For an entry-level device, the MY30 is reasonably specced, with text-to-speech, junction view, lane guidance, camera and school zone warnings, and the aforementioned keyword search. Do keep in mind that if you spend AU$100 more for the MY50T you'll get a much larger 4.7-inch screen and traffic messaging.

The MY30 contains the latest Navteq maps, but unlike the latest set of Whereis maps, lane guidance is limited to some major intersections, as well as highways, freeways and motorways. Likewise the junction view feature, which replaces the usual map screen with large virtual representation of an upcoming turn, is limited to highway and motorway exits.

As we've experienced on other Navman units, speed and red light camera locations are signalled by a loud ding-dong followed by a prominent on-screen warning. While school zones are heralded in the same manner, they border on being useless. That's because the warnings pop up all the time, regardless of the time or days they're actually in operation — after a while we tended to tune out all school and camera warnings. Also, the zones are defined as any spot within half-a-kilometre radius of a school, so often don't correspond to the actual school zones.


Like all sat nav devices, the MY30 will get you to your destination, but the route chosen will usually be slower than that devised by a local. As with the MY50 before it, we noticed a large number of missing traffic restrictions, such as no right turns, in Sydney's inner suburbs. Wander off course and the MY30 will take quite a few more missed turns before charting a truly new course that doesn't involve u-turns (frequently illegal or impossible to execute ones) or right turns onto major roads without the aid of a traffic light (despite the presence of traffic light locations).

In the CBD, performance was variable. Like the vast majority of portable nav devices, the MY30 sometimes placed us a street or two across from where we actually were, as signals from the GPS satellites above were bounced around by the giant concrete and glass structures around us. Text-to-speech street name pronunciation was hit and miss: phoneme information allowed some prominent Aboriginal road names, like Sydney's Parramatta Road, to be uttered intelligibly, while others still required some mental gymnastics to figure out.
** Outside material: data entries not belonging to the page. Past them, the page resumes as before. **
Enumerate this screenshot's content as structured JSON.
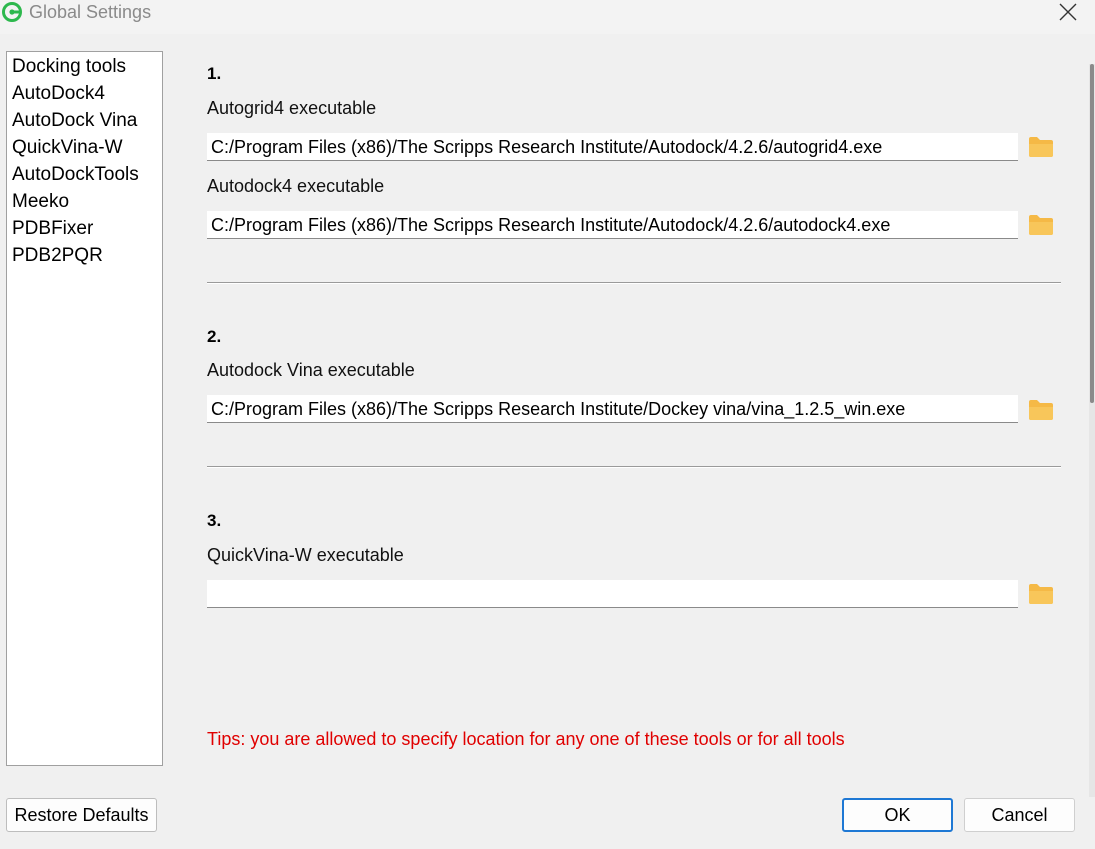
{
  "window": {
    "title": "Global Settings",
    "accent_color": "#2db84d"
  },
  "sidebar": {
    "items": [
      {
        "label": "Docking tools"
      },
      {
        "label": "AutoDock4"
      },
      {
        "label": "AutoDock Vina"
      },
      {
        "label": "QuickVina-W"
      },
      {
        "label": "AutoDockTools"
      },
      {
        "label": "Meeko"
      },
      {
        "label": "PDBFixer"
      },
      {
        "label": "PDB2PQR"
      }
    ]
  },
  "sections": [
    {
      "number": "1.",
      "fields": [
        {
          "label": "Autogrid4 executable",
          "value": "C:/Program Files (x86)/The Scripps Research Institute/Autodock/4.2.6/autogrid4.exe",
          "icon": "folder-icon"
        },
        {
          "label": "Autodock4 executable",
          "value": "C:/Program Files (x86)/The Scripps Research Institute/Autodock/4.2.6/autodock4.exe",
          "icon": "folder-icon"
        }
      ]
    },
    {
      "number": "2.",
      "fields": [
        {
          "label": "Autodock Vina executable",
          "value": "C:/Program Files (x86)/The Scripps Research Institute/Dockey vina/vina_1.2.5_win.exe",
          "icon": "folder-icon"
        }
      ]
    },
    {
      "number": "3.",
      "fields": [
        {
          "label": "QuickVina-W executable",
          "value": "",
          "icon": "folder-icon"
        }
      ]
    }
  ],
  "tips": {
    "text": "Tips: you are allowed to specify location for any one of these tools or for all tools",
    "color": "#e00000"
  },
  "buttons": {
    "restore_defaults": "Restore Defaults",
    "ok": "OK",
    "cancel": "Cancel"
  },
  "colors": {
    "folder": "#f5b946",
    "ok_border": "#1e78d4"
  }
}
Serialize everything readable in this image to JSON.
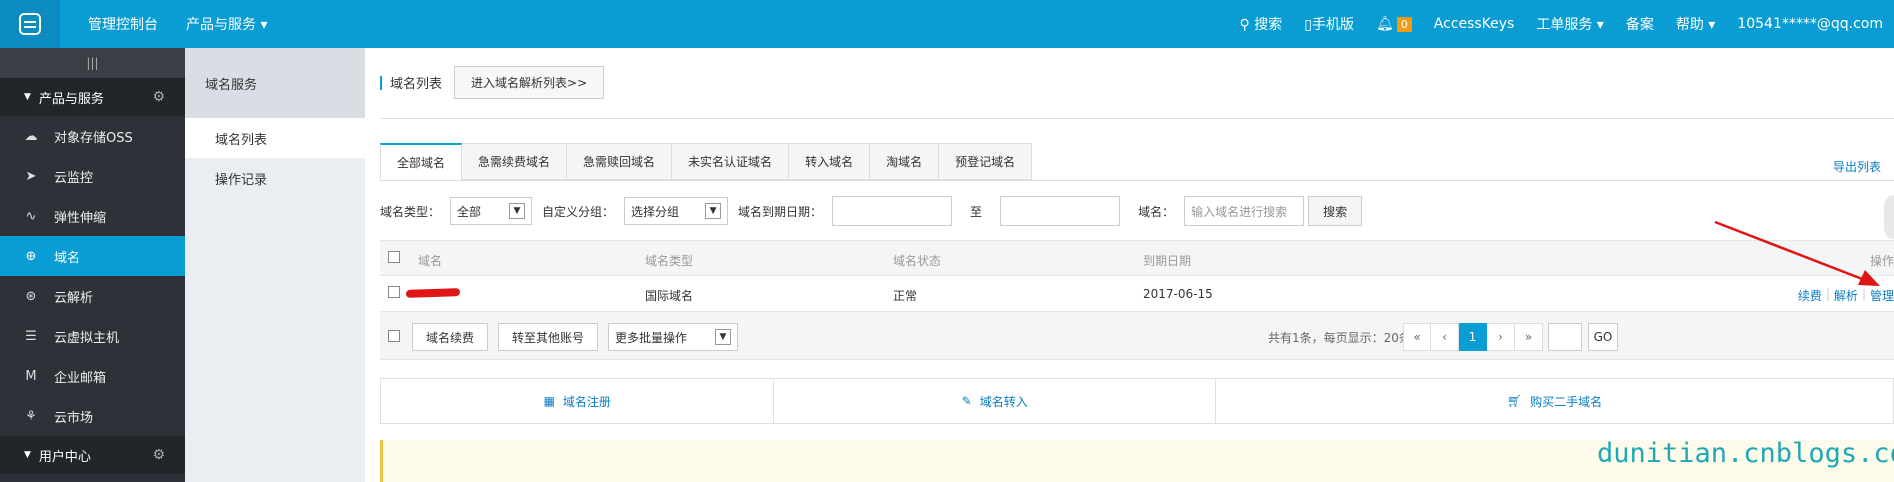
{
  "topbar": {
    "console": "管理控制台",
    "products": "产品与服务",
    "search": "搜索",
    "mobile": "手机版",
    "notif_count": "0",
    "accesskeys": "AccessKeys",
    "tickets": "工单服务",
    "beian": "备案",
    "help": "帮助",
    "user": "10541*****@qq.com"
  },
  "sidebar": {
    "toggle": "|||",
    "section1": "产品与服务",
    "items": [
      {
        "label": "对象存储OSS",
        "icon": "cloud-icon"
      },
      {
        "label": "云监控",
        "icon": "monitor-icon"
      },
      {
        "label": "弹性伸缩",
        "icon": "scaling-icon"
      },
      {
        "label": "域名",
        "icon": "globe-icon"
      },
      {
        "label": "云解析",
        "icon": "dns-icon"
      },
      {
        "label": "云虚拟主机",
        "icon": "server-icon"
      },
      {
        "label": "企业邮箱",
        "icon": "mail-icon"
      },
      {
        "label": "云市场",
        "icon": "market-icon"
      }
    ],
    "section2": "用户中心"
  },
  "subnav": {
    "header": "域名服务",
    "items": [
      "域名列表",
      "操作记录"
    ]
  },
  "main": {
    "title": "域名列表",
    "dns_btn": "进入域名解析列表>>",
    "tabs": [
      "全部域名",
      "急需续费域名",
      "急需赎回域名",
      "未实名认证域名",
      "转入域名",
      "淘域名",
      "预登记域名"
    ],
    "export": "导出列表",
    "filters": {
      "type_label": "域名类型：",
      "type_value": "全部",
      "group_label": "自定义分组：",
      "group_value": "选择分组",
      "expire_label": "域名到期日期：",
      "to": "至",
      "domain_label": "域名：",
      "domain_placeholder": "输入域名进行搜索",
      "search_btn": "搜索"
    },
    "table": {
      "headers": [
        "域名",
        "域名类型",
        "域名状态",
        "到期日期",
        "操作"
      ],
      "row": {
        "type": "国际域名",
        "status": "正常",
        "expire": "2017-06-15",
        "ops": [
          "续费",
          "解析",
          "管理"
        ]
      }
    },
    "footer": {
      "renew_btn": "域名续费",
      "transfer_btn": "转至其他账号",
      "more_ops": "更多批量操作",
      "info": "共有1条，每页显示：20条",
      "pages": [
        "«",
        "‹",
        "1",
        "›",
        "»"
      ],
      "go": "GO"
    },
    "quick": [
      "域名注册",
      "域名转入",
      "购买二手域名"
    ]
  },
  "watermark": "dunitian.cnblogs.com"
}
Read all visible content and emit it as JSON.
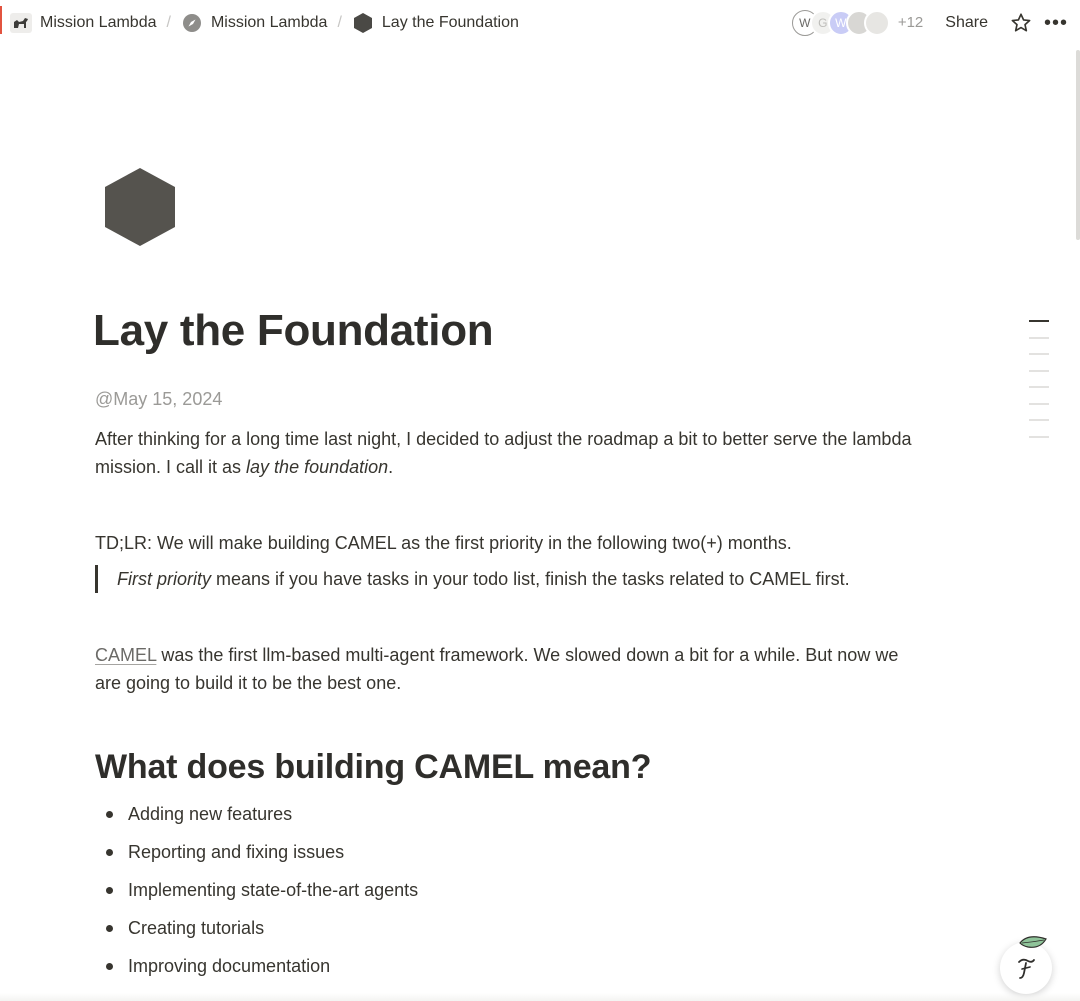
{
  "breadcrumbs": [
    {
      "label": "Mission Lambda",
      "icon": "camel-icon"
    },
    {
      "label": "Mission Lambda",
      "icon": "compass-icon"
    },
    {
      "label": "Lay the Foundation",
      "icon": "hexagon-icon"
    }
  ],
  "breadcrumb_separator": "/",
  "collaborators": {
    "avatars": [
      "W",
      "G",
      "W",
      "",
      ""
    ],
    "more_count": "+12"
  },
  "toolbar": {
    "share_label": "Share",
    "favorite_icon": "star-icon",
    "more_icon": "more-horizontal-icon",
    "more_glyph": "•••"
  },
  "page": {
    "icon": "hexagon-icon",
    "icon_color": "#55534e",
    "title": "Lay the Foundation",
    "date_mention": "@May 15, 2024",
    "intro_part1": "After thinking for a long time last night, I decided to adjust the roadmap a bit to better serve the lambda mission. I call it as ",
    "intro_italic": "lay the foundation",
    "intro_end": ".",
    "tldr": "TD;LR: We will make building CAMEL as the first priority in the following two(+) months.",
    "quote_italic": "First priority",
    "quote_rest": " means if you have tasks in your todo list, finish the tasks related to CAMEL first.",
    "camel_link": "CAMEL",
    "camel_text": " was the first llm-based multi-agent framework. We slowed down a bit for a while. But now we are going to build it to be the best one.",
    "heading": "What does building CAMEL mean?",
    "bullets": [
      "Adding new features",
      "Reporting and fixing issues",
      "Implementing state-of-the-art agents",
      "Creating tutorials",
      "Improving documentation"
    ]
  },
  "help_button_icon": "notion-ai-face-icon"
}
The MY30 is a good looking device at a good price, and it works reasonably well most of the time. With the TomTom One 140's recent price cut to AU$299, we'd (just) go for that over the MY30 on the basis that it offers greater lane guidance and the ability to not only correct map errors, but to download and share these with other users.